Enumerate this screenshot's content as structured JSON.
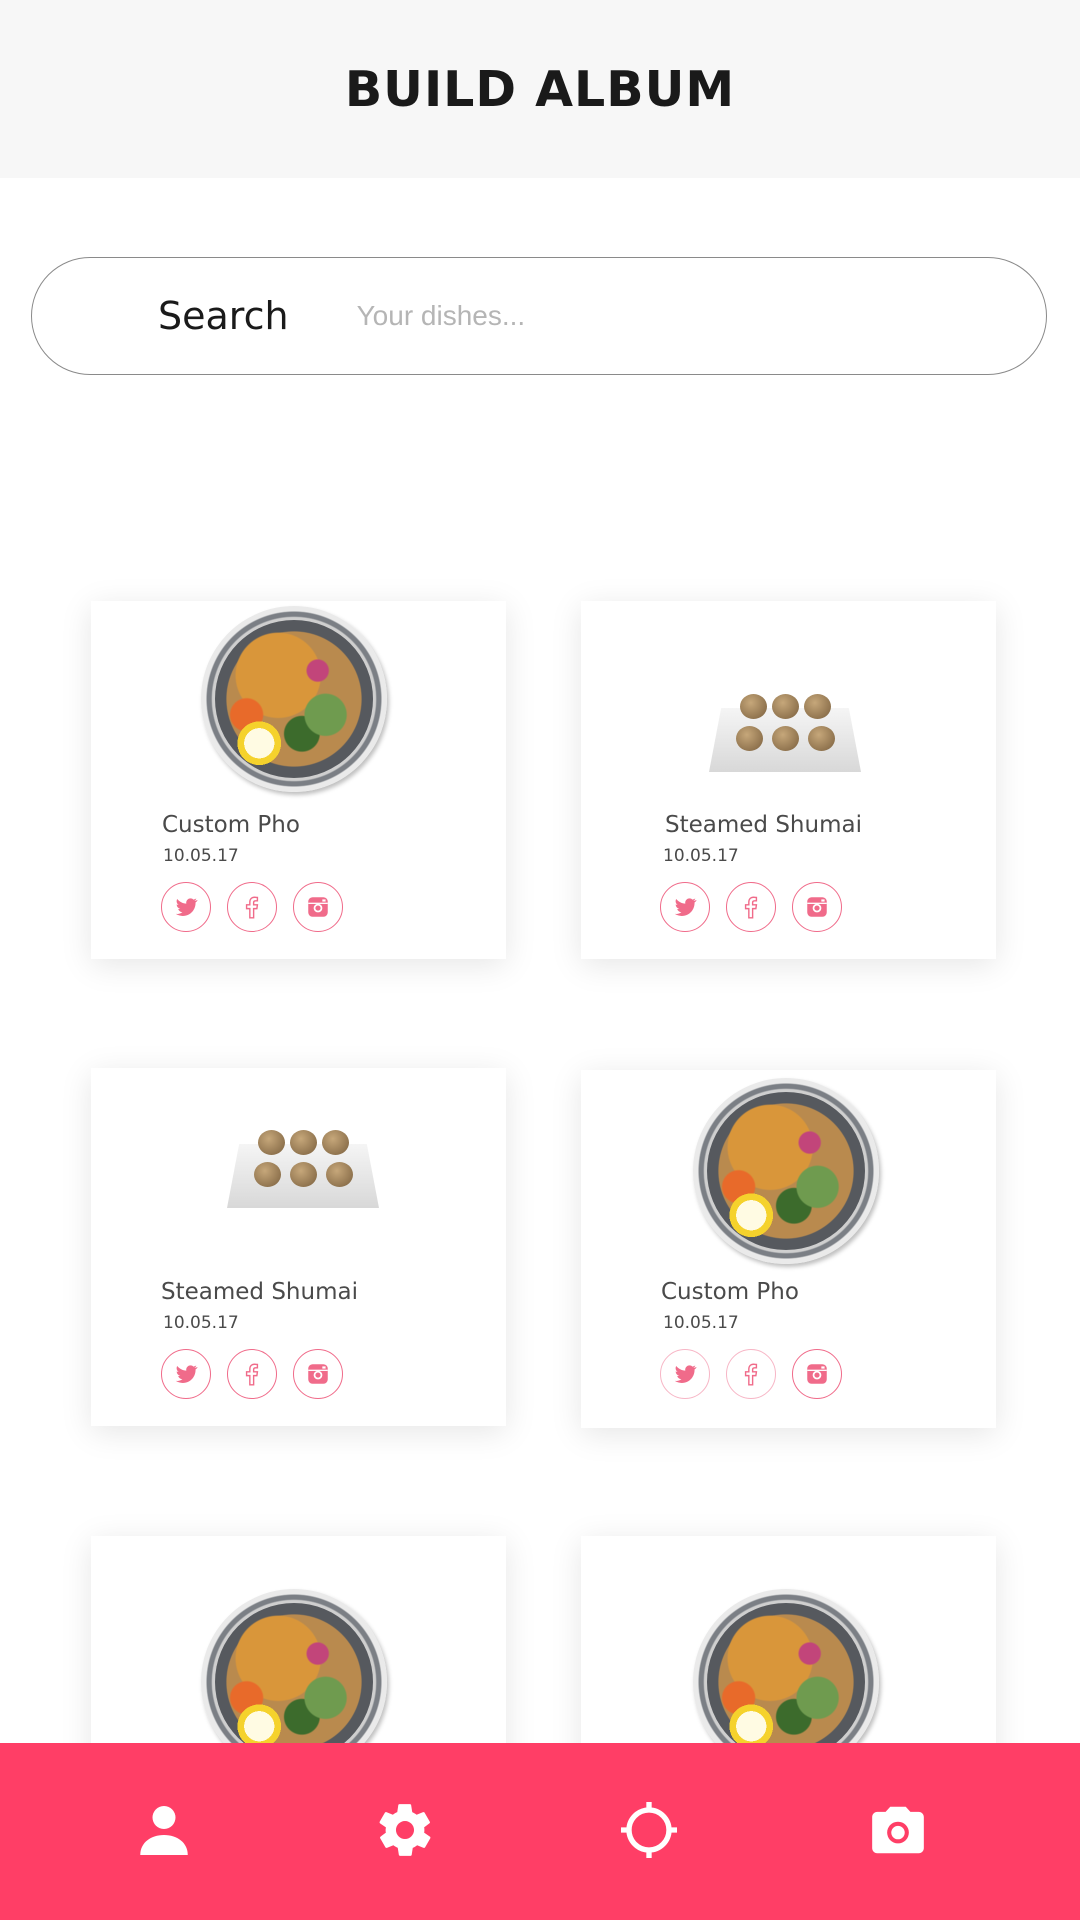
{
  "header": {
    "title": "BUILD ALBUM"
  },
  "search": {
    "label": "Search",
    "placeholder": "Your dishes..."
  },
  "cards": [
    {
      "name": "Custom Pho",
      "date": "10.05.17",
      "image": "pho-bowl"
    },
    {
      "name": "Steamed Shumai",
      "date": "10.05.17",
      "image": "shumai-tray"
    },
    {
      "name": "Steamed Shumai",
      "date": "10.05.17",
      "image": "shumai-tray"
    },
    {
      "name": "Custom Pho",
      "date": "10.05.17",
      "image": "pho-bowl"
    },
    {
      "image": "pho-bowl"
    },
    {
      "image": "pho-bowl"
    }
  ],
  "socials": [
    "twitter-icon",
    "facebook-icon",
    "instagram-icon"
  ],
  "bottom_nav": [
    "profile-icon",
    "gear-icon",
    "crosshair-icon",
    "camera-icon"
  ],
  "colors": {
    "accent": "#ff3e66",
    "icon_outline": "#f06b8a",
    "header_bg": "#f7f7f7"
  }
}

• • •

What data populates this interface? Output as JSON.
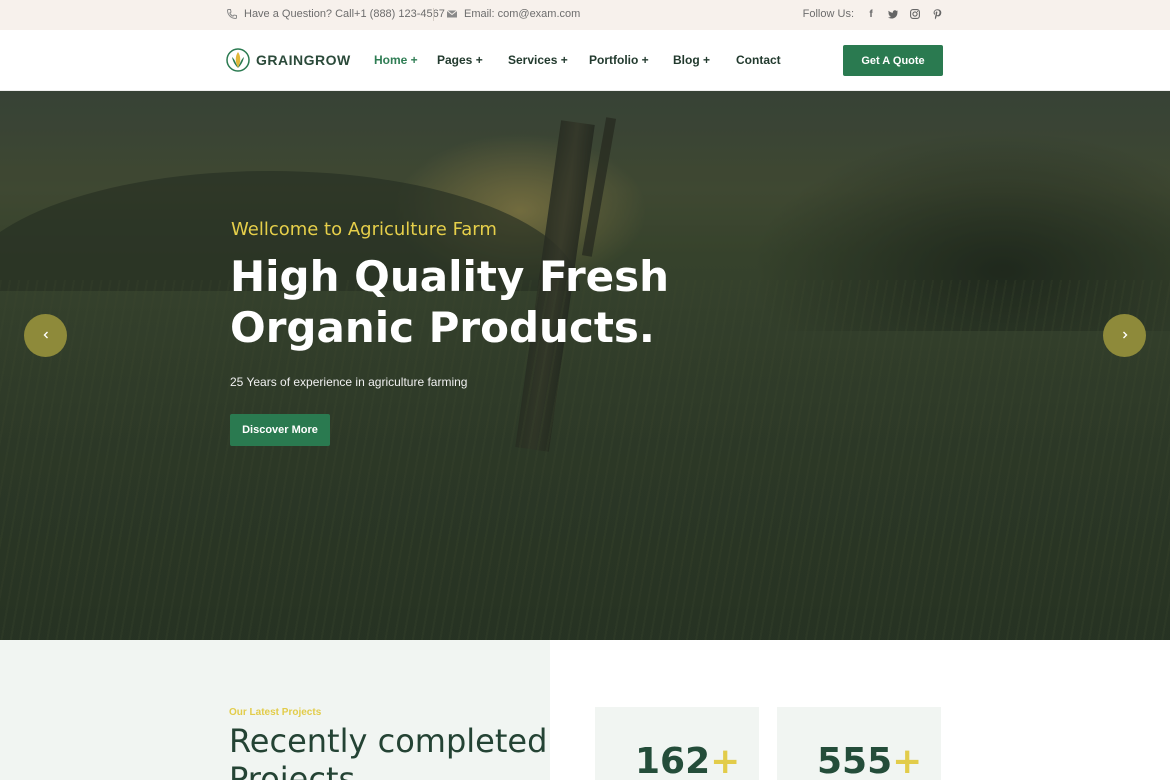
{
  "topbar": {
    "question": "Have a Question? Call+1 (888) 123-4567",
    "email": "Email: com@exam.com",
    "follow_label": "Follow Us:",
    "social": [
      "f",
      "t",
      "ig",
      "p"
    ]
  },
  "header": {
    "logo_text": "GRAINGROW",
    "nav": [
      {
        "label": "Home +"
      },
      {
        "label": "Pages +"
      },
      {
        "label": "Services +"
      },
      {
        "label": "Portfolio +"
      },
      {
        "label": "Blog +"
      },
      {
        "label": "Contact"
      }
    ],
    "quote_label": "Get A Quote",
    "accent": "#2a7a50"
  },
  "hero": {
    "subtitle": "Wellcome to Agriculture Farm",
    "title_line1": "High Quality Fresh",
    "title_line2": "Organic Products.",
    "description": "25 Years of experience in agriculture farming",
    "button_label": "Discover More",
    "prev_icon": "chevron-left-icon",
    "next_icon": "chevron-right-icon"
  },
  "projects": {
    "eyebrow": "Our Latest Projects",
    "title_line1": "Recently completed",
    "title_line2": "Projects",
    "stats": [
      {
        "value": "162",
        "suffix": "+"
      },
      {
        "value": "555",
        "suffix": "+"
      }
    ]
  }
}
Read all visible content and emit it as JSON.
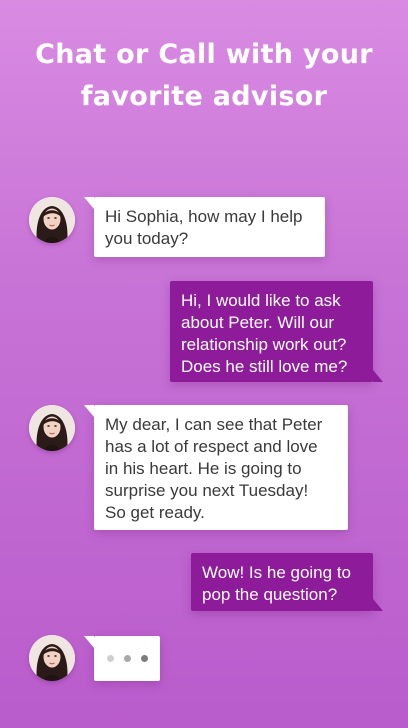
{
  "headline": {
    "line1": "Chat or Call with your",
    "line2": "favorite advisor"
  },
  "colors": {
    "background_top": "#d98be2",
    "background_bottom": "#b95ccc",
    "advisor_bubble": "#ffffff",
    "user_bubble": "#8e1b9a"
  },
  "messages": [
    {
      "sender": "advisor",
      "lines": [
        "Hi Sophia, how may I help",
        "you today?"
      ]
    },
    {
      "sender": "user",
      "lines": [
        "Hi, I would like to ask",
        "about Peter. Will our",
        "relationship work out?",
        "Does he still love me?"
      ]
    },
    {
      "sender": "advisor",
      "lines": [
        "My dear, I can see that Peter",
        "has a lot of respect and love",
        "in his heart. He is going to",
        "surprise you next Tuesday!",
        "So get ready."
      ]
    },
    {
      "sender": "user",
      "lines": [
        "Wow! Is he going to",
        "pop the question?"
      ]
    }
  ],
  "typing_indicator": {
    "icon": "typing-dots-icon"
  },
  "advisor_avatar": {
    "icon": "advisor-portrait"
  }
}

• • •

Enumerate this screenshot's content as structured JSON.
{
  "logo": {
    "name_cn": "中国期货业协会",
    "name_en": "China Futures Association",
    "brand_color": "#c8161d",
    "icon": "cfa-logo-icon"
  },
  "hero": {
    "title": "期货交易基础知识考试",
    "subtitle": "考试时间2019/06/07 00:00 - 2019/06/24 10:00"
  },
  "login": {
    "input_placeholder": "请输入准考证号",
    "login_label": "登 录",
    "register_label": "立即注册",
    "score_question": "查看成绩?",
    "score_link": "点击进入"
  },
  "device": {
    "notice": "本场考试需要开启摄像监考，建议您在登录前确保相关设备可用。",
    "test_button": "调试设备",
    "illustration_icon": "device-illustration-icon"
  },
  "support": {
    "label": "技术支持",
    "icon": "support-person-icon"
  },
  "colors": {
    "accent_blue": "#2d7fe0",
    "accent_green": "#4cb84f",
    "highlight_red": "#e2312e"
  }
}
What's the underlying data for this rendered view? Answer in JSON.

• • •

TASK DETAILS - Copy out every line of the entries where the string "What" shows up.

PROBLEM SOLUTION -
What data populates this interface? Output as JSON.
What's the underlying data for this rendered view? Answer in JSON.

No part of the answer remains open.